  • He listened to her story with a stony expression.他带着冷漠的表情听她讲经历。
55 repentant gsXyx     
  • He was repentant when he saw what he'd done.他看到自己的作为,心里悔恨。
  • I'll be meek under their coldness and repentant of my evil ways.我愿意乖乖地忍受她们的奚落,忏悔我过去的恶行。
56 trotted 6df8e0ef20c10ef975433b4a0456e6e1     
小跑,急走( trot的过去分词 ); 匆匆忙忙地走
  • She trotted her pony around the field. 她骑着小马绕场慢跑。
  • Anne trotted obediently beside her mother. 安妮听话地跟在妈妈身边走。
57 engulf GPgzD     
  • Floodwaters engulf a housing project in the Bajo Yuna community in central Dominican Republic.洪水吞没了多米尼加中部巴杰优那社区的一处在建的住房工程项目。
  • If we are not strong enough to cover all the minds up,then they will engulf us,and we are in danger.如果我们不够坚强来抵挡大众的意念,就会有被他们吞没的危险。
58 bowels qxMzez     
n.肠,内脏,内部;肠( bowel的名词复数 );内部,最深处
  • Salts is a medicine that causes movements of the bowels. 泻盐是一种促使肠子运动的药物。 来自《简明英汉词典》
  • The cabins are in the bowels of the ship. 舱房设在船腹内。 来自《简明英汉词典》
59 vestige 3LNzg     
  • Some upright stones in wild places are the vestige of ancient religions.荒原上一些直立的石块是古老宗教的遗迹。
  • Every vestige has been swept away.一切痕迹都被一扫而光。
60 forestall X6Qyv     
  • I left the room to forestall involvements.我抢先离开了这房间以免受牵累。
  • He followed this rule in order to forestall rumors.他遵守这条规矩是为了杜绝流言蜚语。
61 briefly 9Styo     
  • I want to touch briefly on another aspect of the problem.我想简单地谈一下这个问题的另一方面。
  • He was kidnapped and briefly detained by a terrorist group.他被一个恐怖组织绑架并短暂拘禁。
62 prospered ce2c414688e59180b21f9ecc7d882425     
成功,兴旺( prosper的过去式和过去分词 )
  • The organization certainly prospered under his stewardship. 不可否认,这个组织在他的管理下兴旺了起来。
  • Mr. Black prospered from his wise investments. 布莱克先生由于巧妙的投资赚了不少钱。
63 artistic IeWyG     
  • The picture on this screen is a good artistic work.这屏风上的画是件很好的艺术品。
  • These artistic handicrafts are very popular with foreign friends.外国朋友很喜欢这些美术工艺品。

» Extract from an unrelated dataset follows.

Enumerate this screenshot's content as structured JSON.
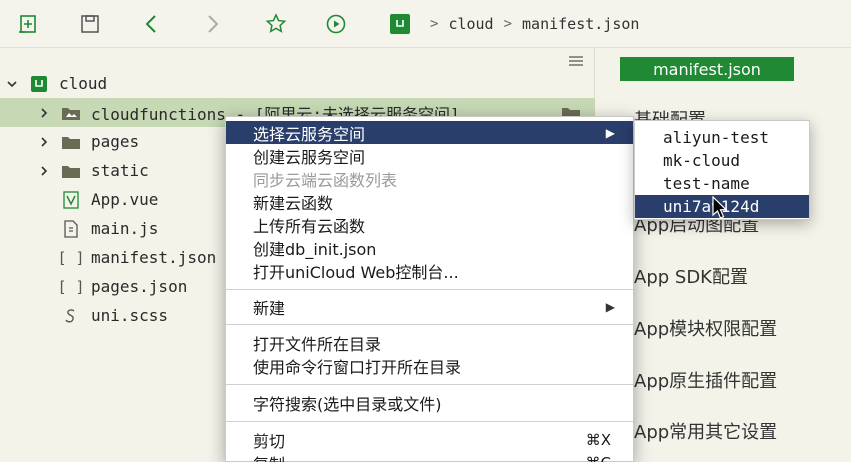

64 worthy vftwB     
  • I did not esteem him to be worthy of trust.我认为他不值得信赖。
  • There occurred nothing that was worthy to be mentioned.没有值得一提的事发生。
65 dedicated duHzy2     
  • He dedicated his life to the cause of education.他献身于教育事业。
  • His whole energies are dedicated to improve the design.他的全部精力都放在改进这项设计上了。
66 abiding uzMzxC     
  • He had an abiding love of the English countryside.他永远热爱英国的乡村。
  • He has a genuine and abiding love of the craft.他对这门手艺有着真挚持久的热爱。
67 knight W2Hxk     
  • He was made an honourary knight.他被授予荣誉爵士称号。
  • A knight rode on his richly caparisoned steed.一个骑士骑在装饰华丽的马上。
68 stuffy BtZw0     
  • It's really hot and stuffy in here.这里实在太热太闷了。
  • It was so stuffy in the tent that we could sense the air was heavy with moisture.帐篷里很闷热,我们感到空气都是潮的。
69 eloquent ymLyN     
  • He was so eloquent that he cut down the finest orator.他能言善辩,胜过最好的演说家。
  • These ruins are an eloquent reminder of the horrors of war.这些废墟形象地提醒人们不要忘记战争的恐怖。